The tagines of Morocco indulged us. I try to remember one meal that stood out, instantly taking me back to this country of many flavors, but there wasn’t one; it was all of them! We became accustomed to delicious food awaiting us under every lid. Like at a magic show, we were enthralled at every meal when the garçon lifted the lid to reveal the meats and vegetables, dates and olives steaming in the swallow dish.
We quickly discovered the ubiquitous tagine at every mid-day and evening meal, whether in our riad in Marrakesh or by candlelight in our Bedouin tent in the Sahara. We learned the dish is not only the name of the traditional cooking pot but has grown to include the meal inside. The chicken with lemons and olives was my favorite, the lamb meatballs and eggs, called kefta, a close second.
The distinctive pointed lid and shallow dish came originally from the Berbers, the mountain people of Morocco. The ingredients are simple, usually chicken or lamb, vegetables, oranges, olives, dates. It is the spices that give these simple ingredients their complex flavors. Saffron, cumin, cinnamon and twenty-seven others make up a special blend called ras el hanout. There is no recipe that makes up ras el hanout; it is a unique combination of the best spices a seller has to offer.

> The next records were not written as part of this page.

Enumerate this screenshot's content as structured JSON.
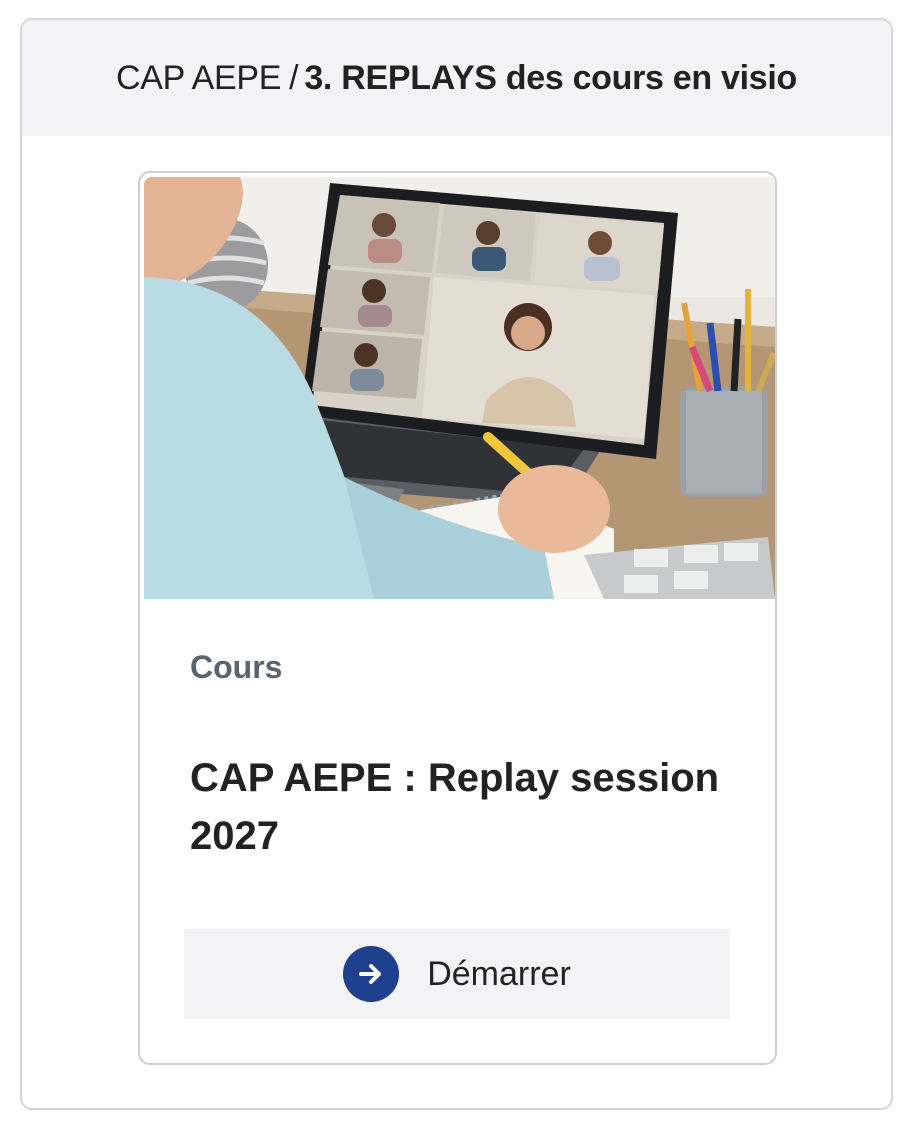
{
  "header": {
    "crumb": "CAP AEPE",
    "separator": "/",
    "section": "3. REPLAYS des cours en visio"
  },
  "card": {
    "type_label": "Cours",
    "title": "CAP AEPE : Replay session 2027",
    "button_label": "Démarrer",
    "button_icon": "arrow-right-circle-icon",
    "image_subject": "laptop-video-call-photo"
  },
  "colors": {
    "header_bg": "#f3f3f5",
    "accent": "#1f3f8f",
    "muted_text": "#5b636d",
    "text": "#222222",
    "border": "#d6d6d8"
  }
}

We stopped in the village of Tamegroute, famous for its distinct green pottery, where I bought a tagine. There were beautiful hand-painted colorful ones used for serving and decoration, but I wanted one for cooking so I bought the traditional terracotta red with a few beige and yellow designs on the lid. The traditional method of cooking with a tagine is to place it over coals. Since I would be using my tagine on the stove-top, I was told to soak it in water for an hour, rub olive oil into it and cook it at 300 degrees Fahrenheit for 2 hours. I was also to use it at a very low temperature or to use a heat diffuser to prevent it from cracking.
Scott graciously carried my new tagine home for me; its heavy terracotta pot and lid not exactly lightweight carry-on baggage. We will see how well I duplicate the Moroccans tasty cooking. I did buy a packet of ras el hanout from the local spice trader in Ouarzazate, the strong smelling spices also giving my suitcase and dirty clothes a distinct flavor of their own!
P.S. Want to try your own hand a cooking a tagine? You can find recipes and buy Moroccan tagines at www.tagines.com. To increase the authenticity of your tagine, you can buy the special blend of spices, ras el hanout, from the same spice trader in Ouarzazate I went to at La Caravane des Epices. You’ll have to decipher the French though! And finally, to virtually wonder the spice souks in Morocco, visit these fabulous photos that I found online.